In fact, Marber and Nichols both come from comedy backgrounds. "Mike and I were doing a Q and A last night and a question was asked about that. I said that the difference between Mike and me is that Mike, in his twenties, was rich, famous and successful, and I was poor, desperate and unknown. Other than that? We had exactly the same background."

In spite of a few choice lines and a lot of sexual tension, Closer exhibits a good deal of reserve. "It's very important to me that there's no nudity in the play. It's all about words, and the words we use. I wanted the audience to always feel like they'd seen all this sex, but they hadn't seen a damn thing."

But around the world, a percentage of critics invariably see Closer as something misanthropic and cynical. "I'm really used to that as a criticism of the material," Marber says, shrugging. "People who didn't go with the play would say it's cynical and misanthropic. Mike has inherited that criticism. Of course, I don't think I'm misanthropic, I don't think I'm cynical, I don't think the material is. I think it's true, I think it's dark, I think it's how it is. Some people aren't going to like that, and they're just going to say, 'That's not how it is at all.' I see films that are very well reviewed, they're underscored with violins, they're directing you how to feel, and Mike Nichols doesn't do any of that shit. And I love him for that. He just presents it and just goes, 'How do you feel about this?'

"I love the integrity and the courage of that," Marber continues. "I think it's about love and I think it's about how people behave in the grip of terrible passion."

  • Pin It

Latest in Film

  • Short Takes
  • Short Takes

    Masterful storytelling happens in a hurry for the Oscar-nominated short films
    • Jan 28, 2015
  • Tough Issues
  • Tough Issues

    Kevin Costner and Octavia Spencer provide a thoughtful meditation on race in Black or White
    • Jan 28, 2015
  • Keep it Like a Secret
  • Keep it Like a Secret
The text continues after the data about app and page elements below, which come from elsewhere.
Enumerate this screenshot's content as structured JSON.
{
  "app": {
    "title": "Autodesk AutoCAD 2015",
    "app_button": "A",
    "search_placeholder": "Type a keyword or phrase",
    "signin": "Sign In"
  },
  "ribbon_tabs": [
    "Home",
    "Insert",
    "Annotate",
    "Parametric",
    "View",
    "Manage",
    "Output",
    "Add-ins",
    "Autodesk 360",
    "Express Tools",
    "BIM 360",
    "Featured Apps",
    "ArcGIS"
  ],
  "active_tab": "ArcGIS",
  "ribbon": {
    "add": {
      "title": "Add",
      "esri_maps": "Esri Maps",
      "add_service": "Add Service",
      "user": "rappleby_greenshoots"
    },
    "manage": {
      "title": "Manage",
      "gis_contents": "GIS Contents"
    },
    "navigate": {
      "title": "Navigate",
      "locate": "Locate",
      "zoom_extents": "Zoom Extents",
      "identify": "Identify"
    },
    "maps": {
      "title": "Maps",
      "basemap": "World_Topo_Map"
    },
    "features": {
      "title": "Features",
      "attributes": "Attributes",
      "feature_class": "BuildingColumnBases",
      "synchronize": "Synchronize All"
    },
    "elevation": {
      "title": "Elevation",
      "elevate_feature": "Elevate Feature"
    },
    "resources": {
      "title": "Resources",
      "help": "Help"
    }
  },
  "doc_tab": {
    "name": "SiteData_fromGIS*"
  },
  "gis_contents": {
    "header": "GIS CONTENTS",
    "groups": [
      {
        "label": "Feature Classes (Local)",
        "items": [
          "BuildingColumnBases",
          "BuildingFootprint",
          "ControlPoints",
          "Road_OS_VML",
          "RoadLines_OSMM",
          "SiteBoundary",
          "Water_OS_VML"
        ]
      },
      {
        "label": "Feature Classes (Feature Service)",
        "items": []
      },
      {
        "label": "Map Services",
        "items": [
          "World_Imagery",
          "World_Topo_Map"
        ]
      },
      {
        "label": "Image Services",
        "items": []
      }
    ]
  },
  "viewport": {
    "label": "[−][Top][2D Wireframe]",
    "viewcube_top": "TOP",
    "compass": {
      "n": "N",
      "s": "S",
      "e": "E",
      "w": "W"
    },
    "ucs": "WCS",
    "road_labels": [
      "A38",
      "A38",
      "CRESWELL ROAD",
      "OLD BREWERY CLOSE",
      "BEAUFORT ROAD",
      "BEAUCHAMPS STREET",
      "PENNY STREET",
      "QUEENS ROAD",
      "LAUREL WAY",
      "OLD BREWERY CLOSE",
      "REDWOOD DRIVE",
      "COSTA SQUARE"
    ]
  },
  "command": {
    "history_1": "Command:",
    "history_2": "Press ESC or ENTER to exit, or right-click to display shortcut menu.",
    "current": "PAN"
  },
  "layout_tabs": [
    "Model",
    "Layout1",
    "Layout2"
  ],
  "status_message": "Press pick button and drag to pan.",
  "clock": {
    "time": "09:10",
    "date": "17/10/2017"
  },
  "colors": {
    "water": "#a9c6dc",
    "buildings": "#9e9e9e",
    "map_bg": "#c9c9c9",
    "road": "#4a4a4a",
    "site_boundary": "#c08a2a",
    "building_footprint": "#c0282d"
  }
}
    Little Accidents is an emotionally devastating look at how we handle death
    • Jan 21, 2015
  • More »

Comments

Subscribe to this thread:

Add a comment

Today | Sun | Mon | Tue | Wed | Thu | Fri
So Pitted, Loomer, 66Beat, Phlegm Fatale

So Pitted, Loomer, 66Beat, Phlegm Fatale @ Jones Radiator

Sat., Jan. 31, 9 p.m.-12:30 a.m.

All of today's events | Staff Picks

or

More by Ray Pride

  • Cuts Like a Knife

    There's a question that must be asked about the third part of every trilogy: Is it necessary to see the first two films in order to enjoy the third one? In the case of Blade: Trinity, all you need to know about the previous episodes is that
    • Dec 10, 2004
  • Sick Individuals

    I wanted to vomit. It's a learned reflex in this profession, looking away from the screen, but the premise of first-time director James Wan's Saw, a puzzle-game serial killer thriller -- described in the Sundance 2004 catalog as "indelible hor
    • Oct 28, 2004
  • Puppet Masters

    Wooden puppets save the world. How's that different from any Jerry Bruckheimer movie, you ask? It's very different -- and almost the same -- in Team America: World Police, Trey Parker and Matt Stone's brilliantly mindless, wickedly profane, rel
    • Oct 14, 2004
  • More »

Top Tags in
Music & Film

Film


Review


Music


Tribute


© 2015 Inlander
Website powered by Foundation